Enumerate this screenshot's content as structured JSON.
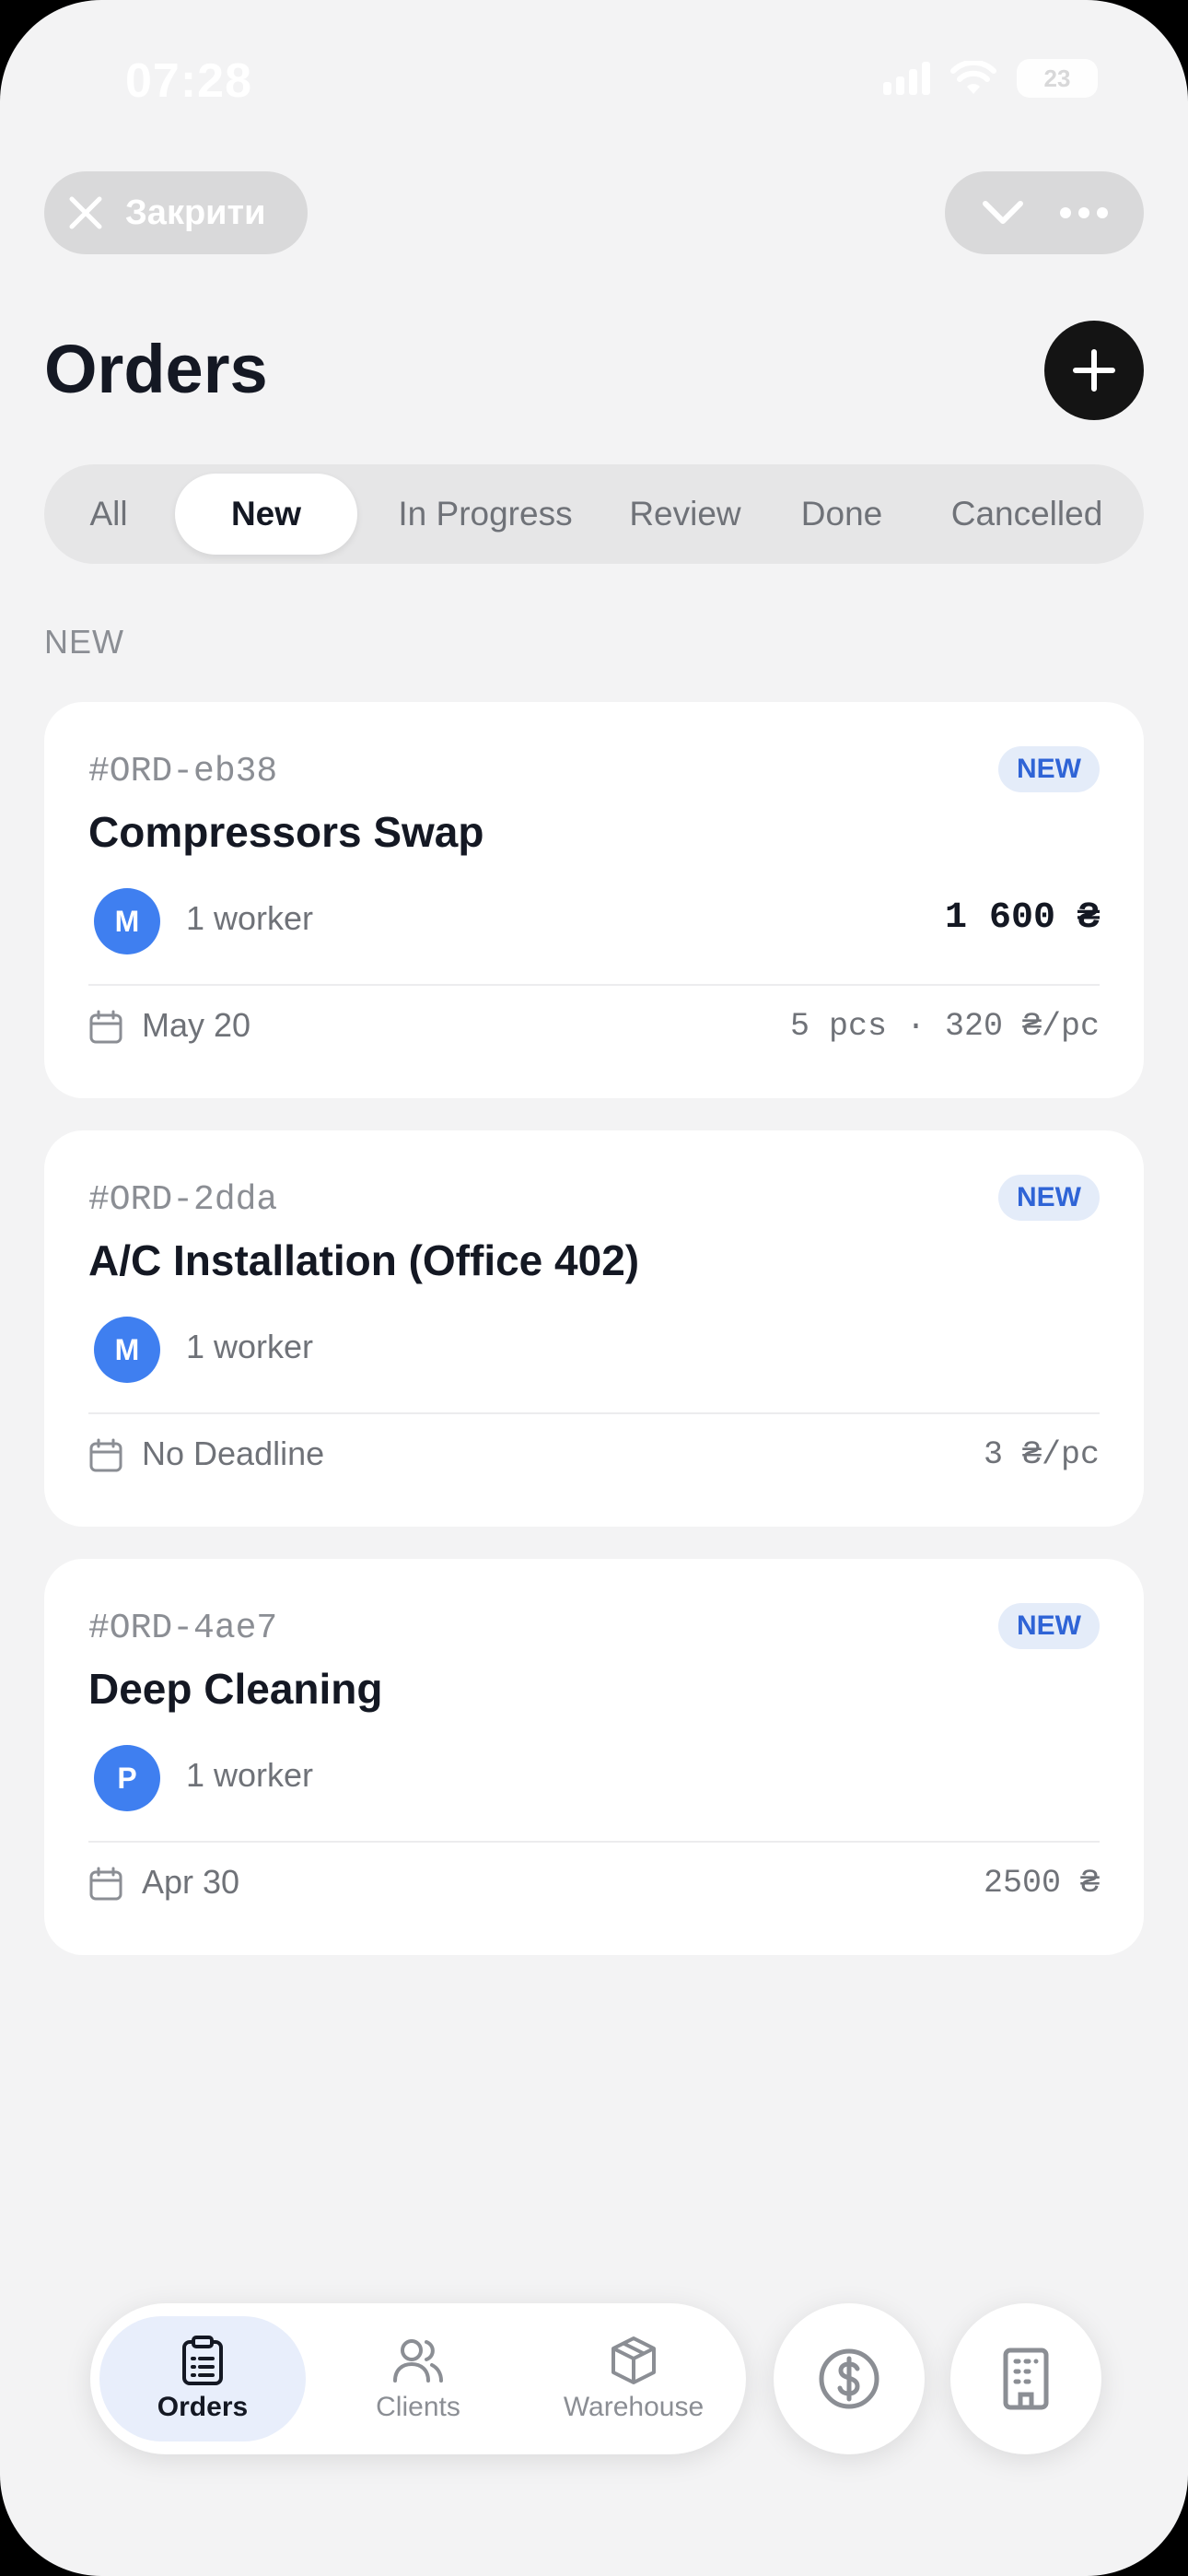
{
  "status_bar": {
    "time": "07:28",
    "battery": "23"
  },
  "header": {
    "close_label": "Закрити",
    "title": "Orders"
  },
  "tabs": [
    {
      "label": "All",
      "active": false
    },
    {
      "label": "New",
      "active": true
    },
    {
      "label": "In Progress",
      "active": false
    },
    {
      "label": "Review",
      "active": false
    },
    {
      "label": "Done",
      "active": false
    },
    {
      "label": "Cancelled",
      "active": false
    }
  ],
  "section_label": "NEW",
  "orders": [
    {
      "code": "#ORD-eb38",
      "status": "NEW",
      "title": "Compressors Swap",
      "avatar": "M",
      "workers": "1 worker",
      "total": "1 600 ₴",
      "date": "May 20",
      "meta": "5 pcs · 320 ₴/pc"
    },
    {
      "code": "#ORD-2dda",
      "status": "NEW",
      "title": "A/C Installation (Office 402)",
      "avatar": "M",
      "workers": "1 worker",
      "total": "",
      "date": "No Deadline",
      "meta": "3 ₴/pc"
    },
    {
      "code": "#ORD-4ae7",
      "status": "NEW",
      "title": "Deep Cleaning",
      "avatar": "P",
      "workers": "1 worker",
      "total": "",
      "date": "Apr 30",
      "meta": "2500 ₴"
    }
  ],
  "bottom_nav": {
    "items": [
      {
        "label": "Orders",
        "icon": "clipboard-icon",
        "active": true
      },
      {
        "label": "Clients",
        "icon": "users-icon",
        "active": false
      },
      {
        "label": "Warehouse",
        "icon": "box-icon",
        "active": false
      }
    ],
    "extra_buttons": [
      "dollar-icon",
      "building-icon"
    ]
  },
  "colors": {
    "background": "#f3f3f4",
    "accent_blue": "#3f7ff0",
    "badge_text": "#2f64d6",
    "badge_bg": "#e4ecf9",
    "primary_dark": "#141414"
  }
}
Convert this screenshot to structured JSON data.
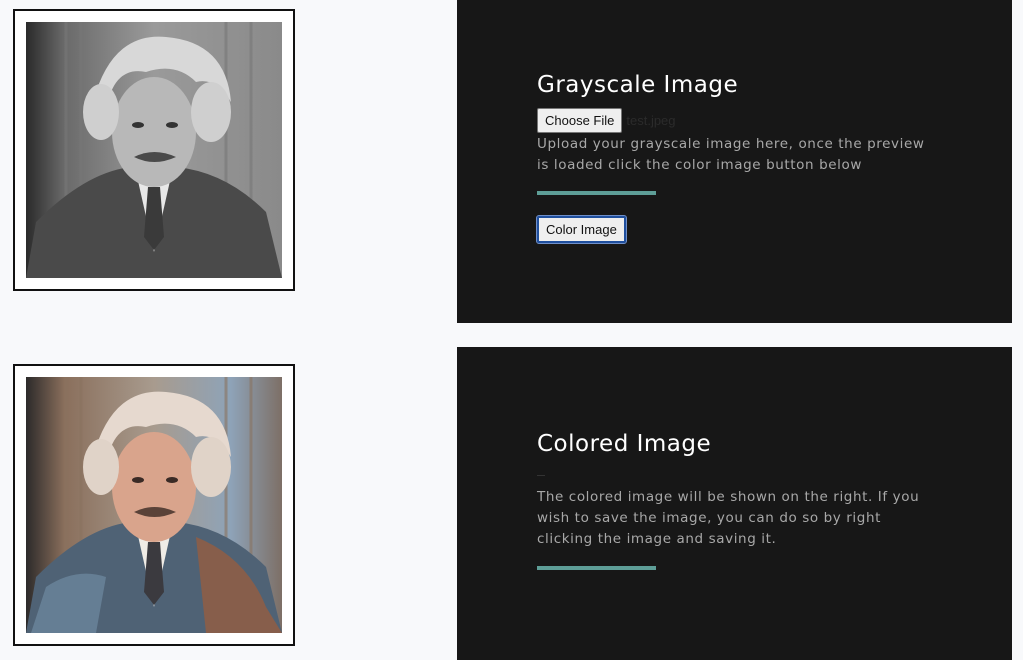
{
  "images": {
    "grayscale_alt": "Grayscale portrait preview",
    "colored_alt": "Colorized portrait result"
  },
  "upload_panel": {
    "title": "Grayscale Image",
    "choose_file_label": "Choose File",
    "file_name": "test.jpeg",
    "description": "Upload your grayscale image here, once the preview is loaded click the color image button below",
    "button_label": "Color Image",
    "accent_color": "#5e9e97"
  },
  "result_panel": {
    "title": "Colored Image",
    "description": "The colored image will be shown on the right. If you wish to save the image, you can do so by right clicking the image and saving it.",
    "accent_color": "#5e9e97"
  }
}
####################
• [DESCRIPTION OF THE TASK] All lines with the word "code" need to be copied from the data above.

• [YOUR SOLUTION]
      "code": "#ORD-eb38",
      "code": "#ORD-2dda",
      "code": "#ORD-4ae7",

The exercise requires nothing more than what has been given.